[Problem description] Without leaving out a single line, restate the entries below exactly.

[Data extract]
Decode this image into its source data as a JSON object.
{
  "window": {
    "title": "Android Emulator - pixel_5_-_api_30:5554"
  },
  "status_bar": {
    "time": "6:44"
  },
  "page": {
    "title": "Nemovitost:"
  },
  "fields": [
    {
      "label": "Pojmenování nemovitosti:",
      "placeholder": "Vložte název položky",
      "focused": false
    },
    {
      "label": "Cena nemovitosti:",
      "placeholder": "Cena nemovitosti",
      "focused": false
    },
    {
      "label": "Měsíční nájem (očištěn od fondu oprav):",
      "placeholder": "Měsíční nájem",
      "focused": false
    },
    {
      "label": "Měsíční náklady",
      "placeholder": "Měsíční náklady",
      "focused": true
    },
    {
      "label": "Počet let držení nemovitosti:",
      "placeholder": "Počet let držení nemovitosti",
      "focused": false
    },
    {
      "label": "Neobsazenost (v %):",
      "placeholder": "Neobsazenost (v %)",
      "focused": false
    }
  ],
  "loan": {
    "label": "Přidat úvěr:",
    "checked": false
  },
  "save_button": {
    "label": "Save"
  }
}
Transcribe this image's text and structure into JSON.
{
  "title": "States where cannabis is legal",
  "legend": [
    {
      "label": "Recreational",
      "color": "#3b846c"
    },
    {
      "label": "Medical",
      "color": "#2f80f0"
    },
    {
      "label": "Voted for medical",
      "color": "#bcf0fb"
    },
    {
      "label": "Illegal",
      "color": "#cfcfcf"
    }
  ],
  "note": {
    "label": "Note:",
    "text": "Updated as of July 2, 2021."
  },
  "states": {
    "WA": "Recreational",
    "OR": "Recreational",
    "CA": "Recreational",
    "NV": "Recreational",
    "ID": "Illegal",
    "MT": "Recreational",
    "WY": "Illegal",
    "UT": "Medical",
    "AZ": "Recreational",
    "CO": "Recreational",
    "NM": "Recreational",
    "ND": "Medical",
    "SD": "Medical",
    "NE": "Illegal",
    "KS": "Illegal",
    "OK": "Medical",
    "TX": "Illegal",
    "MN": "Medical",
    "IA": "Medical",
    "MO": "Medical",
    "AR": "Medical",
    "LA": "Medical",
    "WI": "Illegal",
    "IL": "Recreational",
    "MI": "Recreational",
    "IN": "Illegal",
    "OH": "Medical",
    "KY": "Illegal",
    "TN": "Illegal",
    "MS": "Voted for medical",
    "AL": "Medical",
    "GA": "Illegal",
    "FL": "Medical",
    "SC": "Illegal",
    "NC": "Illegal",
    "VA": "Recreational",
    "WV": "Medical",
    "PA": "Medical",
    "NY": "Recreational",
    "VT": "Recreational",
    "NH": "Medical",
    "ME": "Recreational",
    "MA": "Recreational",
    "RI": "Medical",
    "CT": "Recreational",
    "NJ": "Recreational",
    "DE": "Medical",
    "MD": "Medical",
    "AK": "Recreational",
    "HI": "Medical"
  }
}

[Result below]
Decode this image into its source data as a JSON object.
{
  "window": {
    "title": "Android Emulator - pixel_5_-_api_30:5554"
  },
  "status_bar": {
    "time": "6:44"
  },
  "page": {
    "title": "Nemovitost:"
  },
  "fields": [
    {
      "label": "Pojmenování nemovitosti:",
      "placeholder": "Vložte název položky",
      "focused": false
    },
    {
      "label": "Cena nemovitosti:",
      "placeholder": "Cena nemovitosti",
      "focused": false
    },
    {
      "label": "Měsíční nájem (očištěn od fondu oprav):",
      "placeholder": "Měsíční nájem",
      "focused": false
    },
    {
      "label": "Měsíční náklady",
      "placeholder": "Měsíční náklady",
      "focused": true
    },
    {
      "label": "Počet let držení nemovitosti:",
      "placeholder": "Počet let držení nemovitosti",
      "focused": false
    },
    {
      "label": "Neobsazenost (v %):",
      "placeholder": "Neobsazenost (v %)",
      "focused": false
    }
  ],
  "loan": {
    "label": "Přidat úvěr:",
    "checked": false
  },
  "save_button": {
    "label": "Save"
  }
}
Transcribe this image's text and structure into JSON.
{
  "title": "States where cannabis is legal",
  "legend": [
    {
      "label": "Recreational",
      "color": "#3b846c"
    },
    {
      "label": "Medical",
      "color": "#2f80f0"
    },
    {
      "label": "Voted for medical",
      "color": "#bcf0fb"
    },
    {
      "label": "Illegal",
      "color": "#cfcfcf"
    }
  ],
  "note": {
    "label": "Note:",
    "text": "Updated as of July 2, 2021."
  },
  "states": {
    "WA": "Recreational",
    "OR": "Recreational",
    "CA": "Recreational",
    "NV": "Recreational",
    "ID": "Illegal",
    "MT": "Recreational",
    "WY": "Illegal",
    "UT": "Medical",
    "AZ": "Recreational",
    "CO": "Recreational",
    "NM": "Recreational",
    "ND": "Medical",
    "SD": "Medical",
    "NE": "Illegal",
    "KS": "Illegal",
    "OK": "Medical",
    "TX": "Illegal",
    "MN": "Medical",
    "IA": "Medical",
    "MO": "Medical",
    "AR": "Medical",
    "LA": "Medical",
    "WI": "Illegal",
    "IL": "Recreational",
    "MI": "Recreational",
    "IN": "Illegal",
    "OH": "Medical",
    "KY": "Illegal",
    "TN": "Illegal",
    "MS": "Voted for medical",
    "AL": "Medical",
    "GA": "Illegal",
    "FL": "Medical",
    "SC": "Illegal",
    "NC": "Illegal",
    "VA": "Recreational",
    "WV": "Medical",
    "PA": "Medical",
    "NY": "Recreational",
    "VT": "Recreational",
    "NH": "Medical",
    "ME": "Recreational",
    "MA": "Recreational",
    "RI": "Medical",
    "CT": "Recreational",
    "NJ": "Recreational",
    "DE": "Medical",
    "MD": "Medical",
    "AK": "Recreational",
    "HI": "Medical"
  }
}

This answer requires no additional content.